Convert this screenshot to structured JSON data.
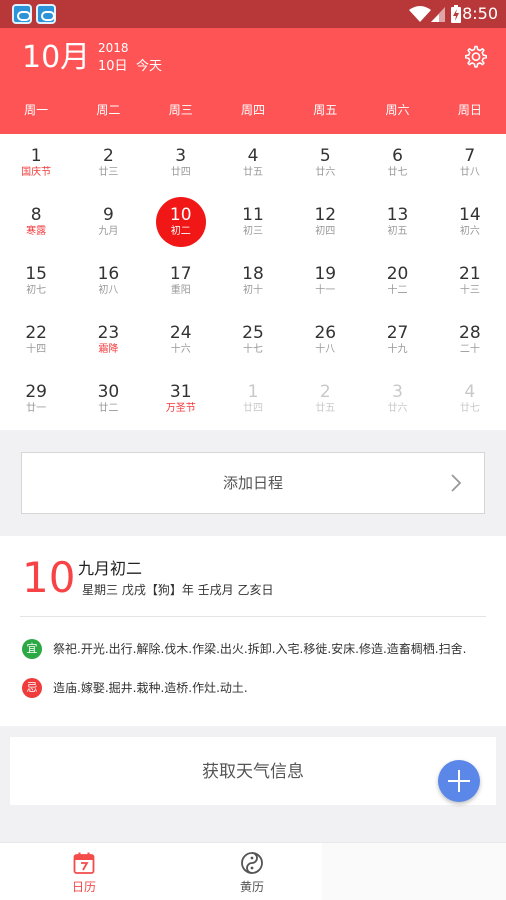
{
  "status_bar": {
    "time": "8:50",
    "battery_icon": "battery-charging-icon",
    "wifi_icon": "wifi-icon",
    "signal_icon": "signal-icon"
  },
  "header": {
    "month": "10月",
    "year": "2018",
    "day": "10日",
    "today": "今天",
    "settings_icon": "gear-icon"
  },
  "weekdays": [
    "周一",
    "周二",
    "周三",
    "周四",
    "周五",
    "周六",
    "周日"
  ],
  "calendar": {
    "weeks": [
      [
        {
          "day": "1",
          "sub": "国庆节",
          "festival": true
        },
        {
          "day": "2",
          "sub": "廿三"
        },
        {
          "day": "3",
          "sub": "廿四"
        },
        {
          "day": "4",
          "sub": "廿五"
        },
        {
          "day": "5",
          "sub": "廿六"
        },
        {
          "day": "6",
          "sub": "廿七"
        },
        {
          "day": "7",
          "sub": "廿八"
        }
      ],
      [
        {
          "day": "8",
          "sub": "寒露",
          "festival": true
        },
        {
          "day": "9",
          "sub": "九月"
        },
        {
          "day": "10",
          "sub": "初二",
          "selected": true
        },
        {
          "day": "11",
          "sub": "初三"
        },
        {
          "day": "12",
          "sub": "初四"
        },
        {
          "day": "13",
          "sub": "初五"
        },
        {
          "day": "14",
          "sub": "初六"
        }
      ],
      [
        {
          "day": "15",
          "sub": "初七"
        },
        {
          "day": "16",
          "sub": "初八"
        },
        {
          "day": "17",
          "sub": "重阳"
        },
        {
          "day": "18",
          "sub": "初十"
        },
        {
          "day": "19",
          "sub": "十一"
        },
        {
          "day": "20",
          "sub": "十二"
        },
        {
          "day": "21",
          "sub": "十三"
        }
      ],
      [
        {
          "day": "22",
          "sub": "十四"
        },
        {
          "day": "23",
          "sub": "霜降",
          "festival": true
        },
        {
          "day": "24",
          "sub": "十六"
        },
        {
          "day": "25",
          "sub": "十七"
        },
        {
          "day": "26",
          "sub": "十八"
        },
        {
          "day": "27",
          "sub": "十九"
        },
        {
          "day": "28",
          "sub": "二十"
        }
      ],
      [
        {
          "day": "29",
          "sub": "廿一"
        },
        {
          "day": "30",
          "sub": "廿二"
        },
        {
          "day": "31",
          "sub": "万圣节",
          "festival": true
        },
        {
          "day": "1",
          "sub": "廿四",
          "other": true
        },
        {
          "day": "2",
          "sub": "廿五",
          "other": true
        },
        {
          "day": "3",
          "sub": "廿六",
          "other": true
        },
        {
          "day": "4",
          "sub": "廿七",
          "other": true
        }
      ]
    ]
  },
  "add_schedule": {
    "label": "添加日程",
    "icon": "chevron-right-icon"
  },
  "almanac": {
    "day": "10",
    "lunar": "九月初二",
    "ganzhi": "星期三 戊戌【狗】年 壬戌月 乙亥日",
    "yi_badge": "宜",
    "yi_text": "祭祀.开光.出行.解除.伐木.作梁.出火.拆卸.入宅.移徙.安床.修造.造畜椆栖.扫舍.",
    "ji_badge": "忌",
    "ji_text": "造庙.嫁娶.掘井.栽种.造桥.作灶.动土."
  },
  "weather": {
    "label": "获取天气信息"
  },
  "fab": {
    "icon": "plus-icon"
  },
  "nav": {
    "calendar_label": "日历",
    "calendar_icon": "calendar-icon",
    "almanac_label": "黄历",
    "almanac_icon": "yin-yang-icon"
  },
  "colors": {
    "brand": "#fe5456",
    "selected": "#f11717",
    "festival": "#f23a3c",
    "fab": "#5b87e8",
    "yi": "#2ca845",
    "ji": "#ef3b3b"
  }
}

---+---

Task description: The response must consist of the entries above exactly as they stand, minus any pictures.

Solved exercise:
Convert this screenshot to structured JSON data.
{
  "status_bar": {
    "time": "8:50",
    "battery_icon": "battery-charging-icon",
    "wifi_icon": "wifi-icon",
    "signal_icon": "signal-icon"
  },
  "header": {
    "month": "10月",
    "year": "2018",
    "day": "10日",
    "today": "今天",
    "settings_icon": "gear-icon"
  },
  "weekdays": [
    "周一",
    "周二",
    "周三",
    "周四",
    "周五",
    "周六",
    "周日"
  ],
  "calendar": {
    "weeks": [
      [
        {
          "day": "1",
          "sub": "国庆节",
          "festival": true
        },
        {
          "day": "2",
          "sub": "廿三"
        },
        {
          "day": "3",
          "sub": "廿四"
        },
        {
          "day": "4",
          "sub": "廿五"
        },
        {
          "day": "5",
          "sub": "廿六"
        },
        {
          "day": "6",
          "sub": "廿七"
        },
        {
          "day": "7",
          "sub": "廿八"
        }
      ],
      [
        {
          "day": "8",
          "sub": "寒露",
          "festival": true
        },
        {
          "day": "9",
          "sub": "九月"
        },
        {
          "day": "10",
          "sub": "初二",
          "selected": true
        },
        {
          "day": "11",
          "sub": "初三"
        },
        {
          "day": "12",
          "sub": "初四"
        },
        {
          "day": "13",
          "sub": "初五"
        },
        {
          "day": "14",
          "sub": "初六"
        }
      ],
      [
        {
          "day": "15",
          "sub": "初七"
        },
        {
          "day": "16",
          "sub": "初八"
        },
        {
          "day": "17",
          "sub": "重阳"
        },
        {
          "day": "18",
          "sub": "初十"
        },
        {
          "day": "19",
          "sub": "十一"
        },
        {
          "day": "20",
          "sub": "十二"
        },
        {
          "day": "21",
          "sub": "十三"
        }
      ],
      [
        {
          "day": "22",
          "sub": "十四"
        },
        {
          "day": "23",
          "sub": "霜降",
          "festival": true
        },
        {
          "day": "24",
          "sub": "十六"
        },
        {
          "day": "25",
          "sub": "十七"
        },
        {
          "day": "26",
          "sub": "十八"
        },
        {
          "day": "27",
          "sub": "十九"
        },
        {
          "day": "28",
          "sub": "二十"
        }
      ],
      [
        {
          "day": "29",
          "sub": "廿一"
        },
        {
          "day": "30",
          "sub": "廿二"
        },
        {
          "day": "31",
          "sub": "万圣节",
          "festival": true
        },
        {
          "day": "1",
          "sub": "廿四",
          "other": true
        },
        {
          "day": "2",
          "sub": "廿五",
          "other": true
        },
        {
          "day": "3",
          "sub": "廿六",
          "other": true
        },
        {
          "day": "4",
          "sub": "廿七",
          "other": true
        }
      ]
    ]
  },
  "add_schedule": {
    "label": "添加日程",
    "icon": "chevron-right-icon"
  },
  "almanac": {
    "day": "10",
    "lunar": "九月初二",
    "ganzhi": "星期三 戊戌【狗】年 壬戌月 乙亥日",
    "yi_badge": "宜",
    "yi_text": "祭祀.开光.出行.解除.伐木.作梁.出火.拆卸.入宅.移徙.安床.修造.造畜椆栖.扫舍.",
    "ji_badge": "忌",
    "ji_text": "造庙.嫁娶.掘井.栽种.造桥.作灶.动土."
  },
  "weather": {
    "label": "获取天气信息"
  },
  "fab": {
    "icon": "plus-icon"
  },
  "nav": {
    "calendar_label": "日历",
    "calendar_icon": "calendar-icon",
    "almanac_label": "黄历",
    "almanac_icon": "yin-yang-icon"
  },
  "colors": {
    "brand": "#fe5456",
    "selected": "#f11717",
    "festival": "#f23a3c",
    "fab": "#5b87e8",
    "yi": "#2ca845",
    "ji": "#ef3b3b"
  }
}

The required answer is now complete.